We have decided to go somewhat beyond this advice in certain respects because of the mobile and international nature of our congregations and in the light of medical advice we have received. We preface this advice by re-iterating that coronavirus appears to present a particular risk to elderly people and those with reduced immunity or a pre-existing health condition. Our advice is given out of a mutual concern for the wellbeing of all members of our chaplaincies.
Infectious diseases seem to cause higher levels of public anxiety than other threats, perhaps because we can’t see them or sense them. And although social media can satisfy our desire for information they have the capacity to fuel anxiety. Avoiding panic is a key part of responding to coronavirus for all of us in positions of leadership.
This guidance is intended as a prudent response to an unusual challenge. It represents a set of sensible precautions to promote health and wellbeing in the conditions of our diocese.

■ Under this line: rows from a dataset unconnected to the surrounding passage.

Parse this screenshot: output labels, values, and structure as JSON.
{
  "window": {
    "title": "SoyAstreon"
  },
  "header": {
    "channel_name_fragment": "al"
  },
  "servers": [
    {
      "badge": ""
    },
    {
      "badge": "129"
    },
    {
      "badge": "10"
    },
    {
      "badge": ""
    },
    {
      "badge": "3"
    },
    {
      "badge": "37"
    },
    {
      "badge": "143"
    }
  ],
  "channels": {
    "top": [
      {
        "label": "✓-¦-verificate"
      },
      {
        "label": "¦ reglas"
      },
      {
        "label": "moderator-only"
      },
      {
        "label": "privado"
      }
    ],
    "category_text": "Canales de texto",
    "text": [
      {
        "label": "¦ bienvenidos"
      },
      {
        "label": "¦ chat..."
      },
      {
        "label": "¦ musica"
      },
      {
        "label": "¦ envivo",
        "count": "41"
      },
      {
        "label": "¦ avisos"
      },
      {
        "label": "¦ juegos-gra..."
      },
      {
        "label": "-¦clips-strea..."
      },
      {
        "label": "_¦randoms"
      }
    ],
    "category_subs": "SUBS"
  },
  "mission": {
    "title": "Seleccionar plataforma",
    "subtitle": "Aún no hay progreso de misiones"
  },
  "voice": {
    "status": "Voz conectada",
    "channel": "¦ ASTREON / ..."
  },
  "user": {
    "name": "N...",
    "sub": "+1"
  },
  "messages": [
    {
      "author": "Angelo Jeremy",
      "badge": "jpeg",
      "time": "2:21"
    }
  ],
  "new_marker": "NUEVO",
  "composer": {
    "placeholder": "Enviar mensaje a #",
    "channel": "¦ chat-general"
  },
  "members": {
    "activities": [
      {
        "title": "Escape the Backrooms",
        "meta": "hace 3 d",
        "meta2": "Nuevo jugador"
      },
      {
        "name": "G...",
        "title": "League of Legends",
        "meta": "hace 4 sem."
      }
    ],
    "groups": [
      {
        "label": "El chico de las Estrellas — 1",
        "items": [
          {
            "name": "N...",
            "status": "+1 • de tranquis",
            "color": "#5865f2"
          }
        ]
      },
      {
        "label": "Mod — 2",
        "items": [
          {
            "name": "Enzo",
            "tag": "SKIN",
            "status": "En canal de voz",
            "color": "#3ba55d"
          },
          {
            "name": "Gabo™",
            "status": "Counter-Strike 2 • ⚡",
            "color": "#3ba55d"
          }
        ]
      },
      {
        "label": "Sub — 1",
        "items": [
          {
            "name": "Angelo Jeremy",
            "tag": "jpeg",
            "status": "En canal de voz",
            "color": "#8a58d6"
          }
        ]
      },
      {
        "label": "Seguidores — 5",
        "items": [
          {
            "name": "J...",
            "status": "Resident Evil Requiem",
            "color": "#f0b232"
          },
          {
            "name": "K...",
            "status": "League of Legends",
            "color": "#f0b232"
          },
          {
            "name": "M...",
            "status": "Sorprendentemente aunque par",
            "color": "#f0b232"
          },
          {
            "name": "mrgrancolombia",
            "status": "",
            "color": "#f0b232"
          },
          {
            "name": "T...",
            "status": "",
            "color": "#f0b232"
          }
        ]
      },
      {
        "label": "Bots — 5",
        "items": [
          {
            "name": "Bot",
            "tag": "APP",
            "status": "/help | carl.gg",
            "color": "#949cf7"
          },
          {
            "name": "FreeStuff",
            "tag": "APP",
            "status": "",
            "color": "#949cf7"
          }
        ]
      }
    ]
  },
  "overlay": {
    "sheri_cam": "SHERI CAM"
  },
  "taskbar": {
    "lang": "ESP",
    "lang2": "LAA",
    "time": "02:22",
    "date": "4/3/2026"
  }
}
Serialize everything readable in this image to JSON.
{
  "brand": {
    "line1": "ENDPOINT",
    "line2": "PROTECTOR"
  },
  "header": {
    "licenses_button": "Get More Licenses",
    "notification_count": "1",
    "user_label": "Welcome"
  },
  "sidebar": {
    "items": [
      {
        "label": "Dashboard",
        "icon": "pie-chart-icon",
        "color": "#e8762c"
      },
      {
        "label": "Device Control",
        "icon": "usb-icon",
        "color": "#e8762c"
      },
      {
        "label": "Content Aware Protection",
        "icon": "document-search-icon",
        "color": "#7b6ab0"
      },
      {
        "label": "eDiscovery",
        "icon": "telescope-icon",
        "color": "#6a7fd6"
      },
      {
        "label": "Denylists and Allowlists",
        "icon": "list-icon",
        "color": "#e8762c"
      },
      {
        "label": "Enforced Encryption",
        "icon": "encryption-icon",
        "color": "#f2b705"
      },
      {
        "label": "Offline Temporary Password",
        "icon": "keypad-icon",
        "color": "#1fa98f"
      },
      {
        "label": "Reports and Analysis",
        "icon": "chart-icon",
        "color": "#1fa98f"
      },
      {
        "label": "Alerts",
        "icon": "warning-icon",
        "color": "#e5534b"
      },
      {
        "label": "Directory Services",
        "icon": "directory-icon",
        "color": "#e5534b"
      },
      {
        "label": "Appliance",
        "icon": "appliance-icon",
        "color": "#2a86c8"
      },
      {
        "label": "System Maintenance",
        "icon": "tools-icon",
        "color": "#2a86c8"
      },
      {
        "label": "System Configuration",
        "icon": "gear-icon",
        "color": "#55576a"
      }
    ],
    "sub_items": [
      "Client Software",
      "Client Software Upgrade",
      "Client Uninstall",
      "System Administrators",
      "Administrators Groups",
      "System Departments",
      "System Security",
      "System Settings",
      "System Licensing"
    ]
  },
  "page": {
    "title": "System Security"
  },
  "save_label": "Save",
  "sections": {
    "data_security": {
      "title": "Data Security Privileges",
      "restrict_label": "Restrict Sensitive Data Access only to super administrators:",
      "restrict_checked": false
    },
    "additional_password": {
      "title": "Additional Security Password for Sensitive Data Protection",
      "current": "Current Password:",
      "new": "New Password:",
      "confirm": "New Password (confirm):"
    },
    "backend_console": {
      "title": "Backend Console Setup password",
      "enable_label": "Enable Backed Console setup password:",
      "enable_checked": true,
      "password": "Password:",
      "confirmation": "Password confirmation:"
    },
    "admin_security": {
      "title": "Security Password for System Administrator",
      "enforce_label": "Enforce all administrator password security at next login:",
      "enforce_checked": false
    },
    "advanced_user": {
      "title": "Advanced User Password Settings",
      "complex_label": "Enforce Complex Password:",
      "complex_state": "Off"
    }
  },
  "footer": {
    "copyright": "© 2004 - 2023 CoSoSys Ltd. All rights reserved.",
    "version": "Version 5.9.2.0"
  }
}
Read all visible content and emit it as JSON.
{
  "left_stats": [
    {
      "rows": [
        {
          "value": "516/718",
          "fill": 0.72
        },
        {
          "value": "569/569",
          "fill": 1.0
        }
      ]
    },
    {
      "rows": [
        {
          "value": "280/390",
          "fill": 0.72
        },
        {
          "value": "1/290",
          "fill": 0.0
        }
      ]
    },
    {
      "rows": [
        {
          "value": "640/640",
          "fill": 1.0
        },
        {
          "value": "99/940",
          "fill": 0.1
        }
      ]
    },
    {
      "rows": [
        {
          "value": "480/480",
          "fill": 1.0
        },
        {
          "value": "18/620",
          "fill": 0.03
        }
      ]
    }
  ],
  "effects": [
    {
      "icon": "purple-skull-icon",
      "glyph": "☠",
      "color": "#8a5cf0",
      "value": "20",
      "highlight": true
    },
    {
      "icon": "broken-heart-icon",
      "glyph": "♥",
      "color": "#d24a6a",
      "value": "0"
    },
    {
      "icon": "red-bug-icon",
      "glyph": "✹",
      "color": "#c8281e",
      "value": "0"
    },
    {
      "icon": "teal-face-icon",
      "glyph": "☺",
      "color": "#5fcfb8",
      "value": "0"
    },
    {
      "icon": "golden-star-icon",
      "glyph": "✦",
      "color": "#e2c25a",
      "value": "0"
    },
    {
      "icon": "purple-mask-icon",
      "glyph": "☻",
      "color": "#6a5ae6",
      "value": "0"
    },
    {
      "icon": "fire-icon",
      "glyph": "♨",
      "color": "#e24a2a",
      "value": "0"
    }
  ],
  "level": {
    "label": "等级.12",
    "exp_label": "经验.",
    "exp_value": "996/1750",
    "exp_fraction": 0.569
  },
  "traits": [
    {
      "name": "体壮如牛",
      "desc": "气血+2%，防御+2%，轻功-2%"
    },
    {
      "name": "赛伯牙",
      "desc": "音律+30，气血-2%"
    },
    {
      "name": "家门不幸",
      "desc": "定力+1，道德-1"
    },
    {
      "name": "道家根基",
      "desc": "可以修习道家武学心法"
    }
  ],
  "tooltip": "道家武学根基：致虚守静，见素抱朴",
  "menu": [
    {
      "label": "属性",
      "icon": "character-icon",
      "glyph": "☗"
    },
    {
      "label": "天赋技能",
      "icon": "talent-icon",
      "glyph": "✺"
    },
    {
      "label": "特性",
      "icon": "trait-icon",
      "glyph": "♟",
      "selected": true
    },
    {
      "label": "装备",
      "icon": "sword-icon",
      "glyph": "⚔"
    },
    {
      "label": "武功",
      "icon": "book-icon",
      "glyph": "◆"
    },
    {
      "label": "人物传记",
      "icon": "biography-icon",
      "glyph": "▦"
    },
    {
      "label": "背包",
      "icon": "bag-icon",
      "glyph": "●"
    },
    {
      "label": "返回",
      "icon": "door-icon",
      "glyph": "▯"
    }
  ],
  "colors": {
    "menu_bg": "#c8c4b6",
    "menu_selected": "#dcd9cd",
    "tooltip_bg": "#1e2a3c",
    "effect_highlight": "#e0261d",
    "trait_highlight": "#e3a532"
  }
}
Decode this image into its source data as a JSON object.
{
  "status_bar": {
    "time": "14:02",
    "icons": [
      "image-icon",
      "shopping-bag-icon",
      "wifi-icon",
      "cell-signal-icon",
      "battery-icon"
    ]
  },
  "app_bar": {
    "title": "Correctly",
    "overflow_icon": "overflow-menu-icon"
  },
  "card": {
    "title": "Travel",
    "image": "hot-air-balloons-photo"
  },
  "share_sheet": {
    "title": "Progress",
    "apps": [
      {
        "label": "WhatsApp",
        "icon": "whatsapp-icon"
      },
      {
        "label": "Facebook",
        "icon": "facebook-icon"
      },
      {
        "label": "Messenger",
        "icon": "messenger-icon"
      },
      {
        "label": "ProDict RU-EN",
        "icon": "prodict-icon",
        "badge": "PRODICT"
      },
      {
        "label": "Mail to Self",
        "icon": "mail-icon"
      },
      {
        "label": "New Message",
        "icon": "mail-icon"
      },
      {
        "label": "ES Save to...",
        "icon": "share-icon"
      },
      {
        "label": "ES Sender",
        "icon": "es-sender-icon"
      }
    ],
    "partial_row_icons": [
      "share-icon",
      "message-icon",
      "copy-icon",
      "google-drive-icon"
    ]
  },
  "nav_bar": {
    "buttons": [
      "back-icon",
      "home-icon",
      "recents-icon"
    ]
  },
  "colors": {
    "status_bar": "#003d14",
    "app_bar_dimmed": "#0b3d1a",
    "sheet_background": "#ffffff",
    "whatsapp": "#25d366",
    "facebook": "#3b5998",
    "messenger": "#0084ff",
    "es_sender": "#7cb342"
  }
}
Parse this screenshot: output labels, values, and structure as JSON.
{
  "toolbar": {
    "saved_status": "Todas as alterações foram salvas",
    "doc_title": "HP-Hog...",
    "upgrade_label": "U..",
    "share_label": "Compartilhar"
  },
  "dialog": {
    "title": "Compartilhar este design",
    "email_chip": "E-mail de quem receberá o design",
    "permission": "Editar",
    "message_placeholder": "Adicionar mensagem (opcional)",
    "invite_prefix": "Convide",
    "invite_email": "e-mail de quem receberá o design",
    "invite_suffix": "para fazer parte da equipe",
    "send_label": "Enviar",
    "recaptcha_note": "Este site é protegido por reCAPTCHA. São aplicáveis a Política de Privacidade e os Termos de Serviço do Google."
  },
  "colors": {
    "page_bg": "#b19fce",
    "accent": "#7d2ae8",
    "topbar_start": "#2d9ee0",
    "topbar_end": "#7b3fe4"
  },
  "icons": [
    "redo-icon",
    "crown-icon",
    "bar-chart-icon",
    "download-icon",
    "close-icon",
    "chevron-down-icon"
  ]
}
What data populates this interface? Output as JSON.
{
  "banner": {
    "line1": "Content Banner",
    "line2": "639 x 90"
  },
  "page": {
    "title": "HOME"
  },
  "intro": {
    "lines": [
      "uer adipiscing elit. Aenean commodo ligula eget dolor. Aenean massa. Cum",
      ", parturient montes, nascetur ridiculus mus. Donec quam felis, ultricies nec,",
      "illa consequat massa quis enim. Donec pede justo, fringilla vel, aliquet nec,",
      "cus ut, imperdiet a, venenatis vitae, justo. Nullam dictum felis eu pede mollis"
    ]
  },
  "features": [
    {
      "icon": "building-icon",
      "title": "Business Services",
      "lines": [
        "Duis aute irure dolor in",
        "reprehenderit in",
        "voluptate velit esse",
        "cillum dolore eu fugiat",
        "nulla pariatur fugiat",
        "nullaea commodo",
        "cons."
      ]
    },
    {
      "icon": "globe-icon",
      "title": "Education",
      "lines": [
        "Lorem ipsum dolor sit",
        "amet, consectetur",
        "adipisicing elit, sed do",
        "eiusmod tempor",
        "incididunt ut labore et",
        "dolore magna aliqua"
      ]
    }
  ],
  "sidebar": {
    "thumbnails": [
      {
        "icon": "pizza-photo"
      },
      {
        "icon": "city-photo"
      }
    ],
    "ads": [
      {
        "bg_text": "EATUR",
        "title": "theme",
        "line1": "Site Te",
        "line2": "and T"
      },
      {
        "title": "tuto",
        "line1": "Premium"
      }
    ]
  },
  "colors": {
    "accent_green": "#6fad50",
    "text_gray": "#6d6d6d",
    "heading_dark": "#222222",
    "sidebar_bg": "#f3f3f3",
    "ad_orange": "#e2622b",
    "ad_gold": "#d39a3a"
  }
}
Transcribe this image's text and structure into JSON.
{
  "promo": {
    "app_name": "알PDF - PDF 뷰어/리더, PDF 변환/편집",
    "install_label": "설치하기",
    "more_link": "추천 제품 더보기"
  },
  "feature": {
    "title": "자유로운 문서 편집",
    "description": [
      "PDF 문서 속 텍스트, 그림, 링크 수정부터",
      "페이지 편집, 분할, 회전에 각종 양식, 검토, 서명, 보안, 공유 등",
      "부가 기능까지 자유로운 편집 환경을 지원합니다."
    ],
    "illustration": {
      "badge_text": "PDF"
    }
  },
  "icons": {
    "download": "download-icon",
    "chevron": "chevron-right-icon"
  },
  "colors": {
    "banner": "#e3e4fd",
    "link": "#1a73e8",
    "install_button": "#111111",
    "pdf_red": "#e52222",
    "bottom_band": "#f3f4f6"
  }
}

We will keep in touch with you as the situation develops and plan to write again in the next couple of weeks. If you have any questions do contact us or your Archdeacon or our Chief Operating Officer. We will continue to monitor the situation and guidance closely. At the same time, our Diocesan website will continue to carry the latest updates from official sources – national governments, WHO and EU – so please keep an eye on this also.
Meanwhile, we pray that our chaplaincies and congregations can be oases of peace, loving fellowship and hope in times of anxiety. We continue to pray for those infected by the coronavirus, for those who care for them, and for health specialists and authorities who are combatting the spread of infection.
Yours in Christ
Was signed Robert and David